Dunne was diagnosed with MS several years ago but kept working at his job. Thanks to his own childhood experience Dunne had great affection for sick children, Egan said, and during his time in New York he raised over $2.5 million for Ronald McDonald House through various fundraisers and golf events that he hosted.
“I can’t even begin to describe the affection that’s out there for our dear Pat,” Egan said. “He is the kindest, gentlest soul you will ever meet. He’d come to your home, open your fridge and have a glass milk and start to chat.
“And the children just love him. He relates to kids. He comforted the sick children he met and showed them his prosthetic limb. He gave them great encouragement.”
Dunne was a founding member of the Hibernia Provident Society for building managers in New York in 2005. At a group raffle the following year Dunne won the grand prize, a car – and promptly turned the ticket over to the Ronald McDonald House, even though his own car was in disrepair.
Dunne, who never married, was also a member of the Emerald Guild Society and was the guest of honor at the 2012 dinner of the Tipperary Association of New York. His family, including his mother, flew over for the dinner, and he accepted a $2,500 donation from the association for the Children’s Happy Faces Foundation, which he served as a board member and volunteer.
Just before Hurricane Sandy last year Dunne collapsed in his apartment, Egan recalled. He was hospitalized and made a slow recovery.
“We could see he was very shaky.
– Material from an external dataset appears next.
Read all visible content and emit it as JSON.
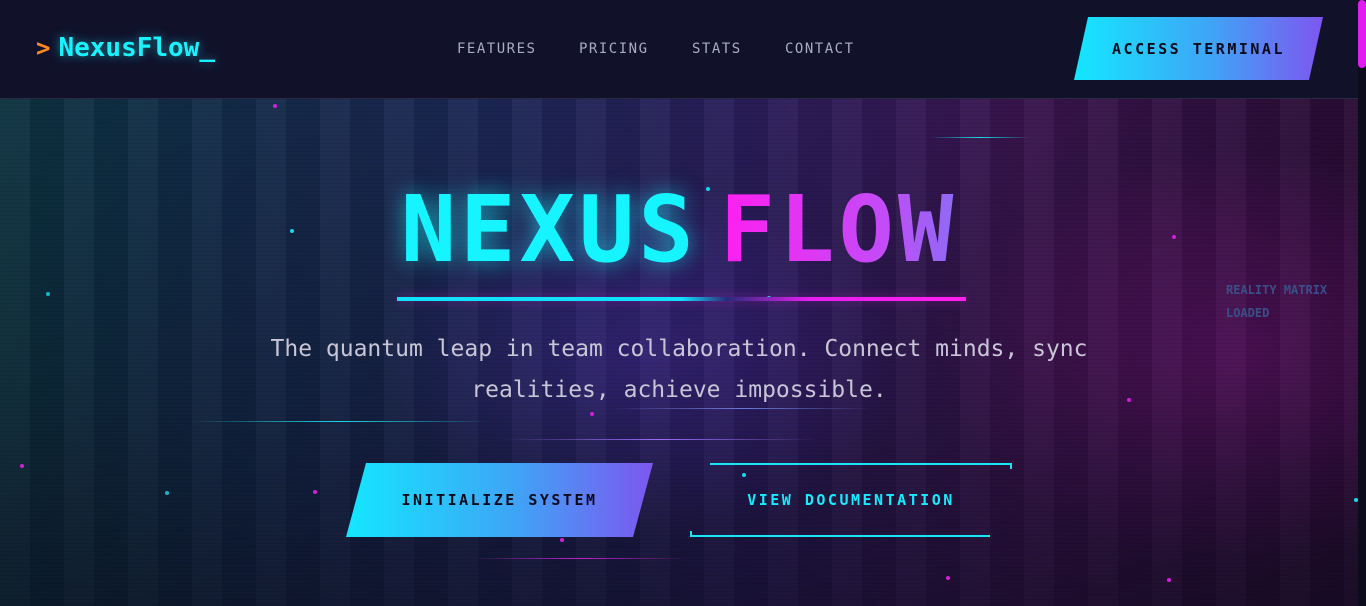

He came to an event for the Ronald McDonald House kids for Thanksgiving and we knew he wasn’t well at all,” Egan said.
Not long after that Dunne suffered the debilitating stroke that left him unable to care for himself. His many friends here reached out to his family in Ireland and delivered the news that Pat wanted to spend the rest of his days at home.
The family came to collect him, and Dunne departed for a nursing home in Pallas Green, Co. Limerick at the end of June, with the Dan Dooley car rental company paying for upgraded airline tickets.
His New York friends will never forget Dunne, and they’ve organized a plan of action for his future care. Proceeds from the fundraiser on Tuesday will be used to pay for a specially equipped wheelchair in a child size, as Dunne has lost much of his body weight and cannot hold his head up. The fundraiser will also pay for a medically equipped van so that Dunne will occasionally be able to enjoy excursions out, and assist with the ongoing costs of €1,000 ($1,350) per week for the nursing home.
“Poor Pat can’t do anything for himself, but the nurses at the home have been wonderful to him,” said Egan.
Dunne’s prognosis is day by day. “MS is like having a loaded gun to your head. You don’t know when it’s going to go off,” Egan added.
The fundraiser on Tuesday will feature an array of auction prizes, including prime tickets to David Letterman’s show, merchandise from former Manchester United manager Alex Ferguson – a close friend of many Hibernia Provident members – electronics, trips and other sports memorabilia. The event is being supported by many leading businesses in New York, including Danny Moloney’s Liffey Van Lines and Douglas Elliman Property Management, whose president, James O’Connor, is a close friend of Dunne. Dermot Henry will act as auctioneer for the prizes.
“We’re heartbroken over our unforgettable friend Pat. And we will never, ever forget him. The response to our fundraiser has been amazing, and we’re hoping for a huge turnout,” said Egan.
For information, contact John Egan at 212-744-6121 or email [email protected] com.